**Task directions**
Among the records below, find the lines that hold the word "North" and report how many there are, with no other words.

[Items from an interface collection]
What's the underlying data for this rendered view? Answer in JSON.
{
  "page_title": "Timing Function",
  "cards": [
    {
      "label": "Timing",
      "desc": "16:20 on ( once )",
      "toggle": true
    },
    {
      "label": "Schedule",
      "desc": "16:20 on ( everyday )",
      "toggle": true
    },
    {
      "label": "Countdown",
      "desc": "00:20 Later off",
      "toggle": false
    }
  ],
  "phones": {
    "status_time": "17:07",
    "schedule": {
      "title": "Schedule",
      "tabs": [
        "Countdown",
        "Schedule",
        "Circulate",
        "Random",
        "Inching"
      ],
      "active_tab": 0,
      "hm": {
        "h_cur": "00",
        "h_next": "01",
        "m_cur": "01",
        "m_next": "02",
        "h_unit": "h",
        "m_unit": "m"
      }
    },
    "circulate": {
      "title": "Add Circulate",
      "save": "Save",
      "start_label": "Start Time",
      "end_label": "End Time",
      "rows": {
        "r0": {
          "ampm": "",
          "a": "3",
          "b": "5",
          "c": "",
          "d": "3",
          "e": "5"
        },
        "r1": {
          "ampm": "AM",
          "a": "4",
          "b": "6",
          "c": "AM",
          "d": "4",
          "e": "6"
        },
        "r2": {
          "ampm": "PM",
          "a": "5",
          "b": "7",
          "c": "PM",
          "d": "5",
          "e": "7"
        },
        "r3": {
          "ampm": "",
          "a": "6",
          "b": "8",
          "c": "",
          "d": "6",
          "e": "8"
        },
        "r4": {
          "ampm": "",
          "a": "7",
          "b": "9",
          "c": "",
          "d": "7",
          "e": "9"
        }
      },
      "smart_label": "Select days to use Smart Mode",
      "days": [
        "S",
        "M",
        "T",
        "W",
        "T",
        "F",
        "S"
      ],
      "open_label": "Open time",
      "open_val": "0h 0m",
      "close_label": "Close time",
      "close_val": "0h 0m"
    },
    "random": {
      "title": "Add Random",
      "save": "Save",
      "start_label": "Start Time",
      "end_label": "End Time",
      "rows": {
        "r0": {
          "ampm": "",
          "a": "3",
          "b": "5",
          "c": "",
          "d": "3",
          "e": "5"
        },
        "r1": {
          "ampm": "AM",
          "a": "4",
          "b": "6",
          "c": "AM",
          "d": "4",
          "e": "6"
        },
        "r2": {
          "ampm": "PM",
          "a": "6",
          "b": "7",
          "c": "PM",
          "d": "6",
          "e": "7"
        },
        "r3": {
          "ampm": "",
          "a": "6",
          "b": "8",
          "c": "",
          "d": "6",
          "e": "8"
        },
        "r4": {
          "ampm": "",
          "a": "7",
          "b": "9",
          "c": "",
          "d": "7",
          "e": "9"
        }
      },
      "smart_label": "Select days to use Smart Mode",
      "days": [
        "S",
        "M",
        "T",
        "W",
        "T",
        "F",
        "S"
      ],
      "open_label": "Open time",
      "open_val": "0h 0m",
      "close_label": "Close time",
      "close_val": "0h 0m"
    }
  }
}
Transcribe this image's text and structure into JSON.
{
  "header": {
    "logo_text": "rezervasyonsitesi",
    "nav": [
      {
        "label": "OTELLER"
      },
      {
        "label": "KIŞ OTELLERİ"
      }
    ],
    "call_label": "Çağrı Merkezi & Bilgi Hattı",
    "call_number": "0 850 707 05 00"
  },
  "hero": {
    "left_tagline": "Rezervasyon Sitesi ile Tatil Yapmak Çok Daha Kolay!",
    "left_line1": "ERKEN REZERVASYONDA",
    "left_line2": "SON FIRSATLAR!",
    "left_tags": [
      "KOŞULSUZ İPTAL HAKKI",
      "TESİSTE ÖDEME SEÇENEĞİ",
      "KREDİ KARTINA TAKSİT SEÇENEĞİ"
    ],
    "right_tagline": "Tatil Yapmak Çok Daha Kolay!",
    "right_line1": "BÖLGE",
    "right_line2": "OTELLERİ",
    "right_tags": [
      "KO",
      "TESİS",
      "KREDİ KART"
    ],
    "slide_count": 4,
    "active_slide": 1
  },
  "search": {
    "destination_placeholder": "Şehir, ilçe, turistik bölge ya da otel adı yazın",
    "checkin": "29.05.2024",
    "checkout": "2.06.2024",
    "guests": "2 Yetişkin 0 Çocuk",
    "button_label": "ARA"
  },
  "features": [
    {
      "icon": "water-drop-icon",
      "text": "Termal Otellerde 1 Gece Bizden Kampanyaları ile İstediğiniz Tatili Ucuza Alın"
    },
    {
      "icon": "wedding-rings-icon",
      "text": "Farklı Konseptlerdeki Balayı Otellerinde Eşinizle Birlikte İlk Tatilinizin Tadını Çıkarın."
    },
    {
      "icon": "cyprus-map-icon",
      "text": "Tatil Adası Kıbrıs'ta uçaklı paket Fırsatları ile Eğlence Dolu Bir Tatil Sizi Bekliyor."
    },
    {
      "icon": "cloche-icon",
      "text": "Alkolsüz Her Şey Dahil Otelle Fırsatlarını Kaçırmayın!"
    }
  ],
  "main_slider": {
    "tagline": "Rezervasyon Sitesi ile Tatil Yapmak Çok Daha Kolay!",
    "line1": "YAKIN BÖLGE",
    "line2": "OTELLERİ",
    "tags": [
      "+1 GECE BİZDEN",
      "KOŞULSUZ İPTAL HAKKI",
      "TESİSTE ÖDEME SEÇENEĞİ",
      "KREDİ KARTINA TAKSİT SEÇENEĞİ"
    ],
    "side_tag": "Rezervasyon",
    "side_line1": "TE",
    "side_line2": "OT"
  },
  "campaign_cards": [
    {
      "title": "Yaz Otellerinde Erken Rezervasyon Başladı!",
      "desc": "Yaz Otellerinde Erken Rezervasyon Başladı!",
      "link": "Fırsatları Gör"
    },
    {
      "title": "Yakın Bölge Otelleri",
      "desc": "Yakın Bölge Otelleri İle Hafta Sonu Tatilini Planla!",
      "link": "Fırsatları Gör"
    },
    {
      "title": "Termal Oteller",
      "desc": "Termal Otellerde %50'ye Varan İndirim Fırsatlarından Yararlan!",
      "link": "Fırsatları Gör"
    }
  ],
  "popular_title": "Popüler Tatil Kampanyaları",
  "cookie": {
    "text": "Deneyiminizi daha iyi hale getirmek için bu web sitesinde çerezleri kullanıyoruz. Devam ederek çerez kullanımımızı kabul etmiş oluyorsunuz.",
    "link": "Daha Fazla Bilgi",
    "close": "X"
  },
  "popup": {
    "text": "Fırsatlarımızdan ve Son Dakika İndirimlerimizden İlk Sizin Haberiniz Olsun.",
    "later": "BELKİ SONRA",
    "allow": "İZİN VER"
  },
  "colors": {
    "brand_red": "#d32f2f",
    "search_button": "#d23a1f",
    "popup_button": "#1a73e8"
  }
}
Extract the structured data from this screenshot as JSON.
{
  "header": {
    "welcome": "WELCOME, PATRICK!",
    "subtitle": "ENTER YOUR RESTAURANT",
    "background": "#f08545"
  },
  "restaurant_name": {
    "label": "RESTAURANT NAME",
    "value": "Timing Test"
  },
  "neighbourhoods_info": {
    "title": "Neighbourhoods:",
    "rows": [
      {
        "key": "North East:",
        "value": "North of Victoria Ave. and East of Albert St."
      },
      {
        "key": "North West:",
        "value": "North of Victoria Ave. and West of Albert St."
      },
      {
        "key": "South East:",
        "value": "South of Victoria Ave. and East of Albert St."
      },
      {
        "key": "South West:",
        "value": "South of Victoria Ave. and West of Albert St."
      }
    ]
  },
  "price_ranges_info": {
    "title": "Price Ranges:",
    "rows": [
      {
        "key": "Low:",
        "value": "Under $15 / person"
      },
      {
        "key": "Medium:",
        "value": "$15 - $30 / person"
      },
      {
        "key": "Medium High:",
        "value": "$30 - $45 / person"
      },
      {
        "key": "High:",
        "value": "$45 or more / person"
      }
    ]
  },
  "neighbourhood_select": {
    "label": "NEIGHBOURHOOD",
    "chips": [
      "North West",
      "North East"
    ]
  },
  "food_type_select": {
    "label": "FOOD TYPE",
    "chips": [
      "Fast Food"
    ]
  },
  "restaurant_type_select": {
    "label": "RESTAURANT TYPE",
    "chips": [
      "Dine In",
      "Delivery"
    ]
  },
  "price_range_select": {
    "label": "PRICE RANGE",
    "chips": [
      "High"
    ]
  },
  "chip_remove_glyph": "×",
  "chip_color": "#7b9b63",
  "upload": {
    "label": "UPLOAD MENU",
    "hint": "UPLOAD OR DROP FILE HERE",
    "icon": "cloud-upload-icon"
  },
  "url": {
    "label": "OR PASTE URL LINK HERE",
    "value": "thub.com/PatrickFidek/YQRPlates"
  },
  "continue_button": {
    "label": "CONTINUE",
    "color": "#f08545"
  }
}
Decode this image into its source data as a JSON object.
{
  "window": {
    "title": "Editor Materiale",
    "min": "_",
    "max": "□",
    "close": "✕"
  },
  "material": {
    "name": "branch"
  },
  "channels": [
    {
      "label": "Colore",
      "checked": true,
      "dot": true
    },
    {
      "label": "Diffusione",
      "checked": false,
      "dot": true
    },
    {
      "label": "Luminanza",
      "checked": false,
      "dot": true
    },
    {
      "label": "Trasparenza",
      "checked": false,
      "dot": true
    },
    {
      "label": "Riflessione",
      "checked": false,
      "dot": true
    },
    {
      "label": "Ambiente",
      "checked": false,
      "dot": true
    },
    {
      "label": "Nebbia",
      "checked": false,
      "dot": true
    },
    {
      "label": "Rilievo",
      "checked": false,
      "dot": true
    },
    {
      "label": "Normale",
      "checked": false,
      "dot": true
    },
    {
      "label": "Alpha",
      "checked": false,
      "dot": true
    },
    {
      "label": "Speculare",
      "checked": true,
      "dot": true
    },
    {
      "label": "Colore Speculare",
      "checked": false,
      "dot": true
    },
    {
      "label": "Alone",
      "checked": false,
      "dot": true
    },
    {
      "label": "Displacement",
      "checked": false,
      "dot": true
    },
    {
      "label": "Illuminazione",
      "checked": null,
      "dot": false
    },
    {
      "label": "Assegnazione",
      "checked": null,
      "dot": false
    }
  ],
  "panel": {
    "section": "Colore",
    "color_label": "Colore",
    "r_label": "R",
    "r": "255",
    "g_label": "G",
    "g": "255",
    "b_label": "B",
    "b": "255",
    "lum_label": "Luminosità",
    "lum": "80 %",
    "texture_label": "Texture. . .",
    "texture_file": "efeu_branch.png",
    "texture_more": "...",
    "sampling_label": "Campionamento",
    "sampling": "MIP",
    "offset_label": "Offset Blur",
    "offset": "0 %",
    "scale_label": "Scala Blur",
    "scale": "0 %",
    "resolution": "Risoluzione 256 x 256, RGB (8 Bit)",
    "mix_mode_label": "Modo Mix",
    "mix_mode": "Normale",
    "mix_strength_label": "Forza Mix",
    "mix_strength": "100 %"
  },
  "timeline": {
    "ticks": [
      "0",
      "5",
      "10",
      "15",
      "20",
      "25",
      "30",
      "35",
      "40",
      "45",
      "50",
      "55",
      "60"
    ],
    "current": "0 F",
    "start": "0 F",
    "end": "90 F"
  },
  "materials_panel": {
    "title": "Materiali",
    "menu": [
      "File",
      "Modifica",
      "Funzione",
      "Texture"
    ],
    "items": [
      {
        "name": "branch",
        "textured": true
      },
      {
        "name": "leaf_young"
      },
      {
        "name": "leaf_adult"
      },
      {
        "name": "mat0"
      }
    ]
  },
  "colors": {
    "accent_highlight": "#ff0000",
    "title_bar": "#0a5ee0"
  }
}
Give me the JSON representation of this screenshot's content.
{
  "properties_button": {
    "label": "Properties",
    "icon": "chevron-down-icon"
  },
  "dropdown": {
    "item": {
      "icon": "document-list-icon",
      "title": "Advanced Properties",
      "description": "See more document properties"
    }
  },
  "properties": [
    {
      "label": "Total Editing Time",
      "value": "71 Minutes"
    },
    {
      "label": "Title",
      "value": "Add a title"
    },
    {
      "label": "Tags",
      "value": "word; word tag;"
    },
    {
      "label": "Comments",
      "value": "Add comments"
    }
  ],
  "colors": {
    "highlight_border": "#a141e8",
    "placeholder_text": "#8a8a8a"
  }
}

**Response to the task**
6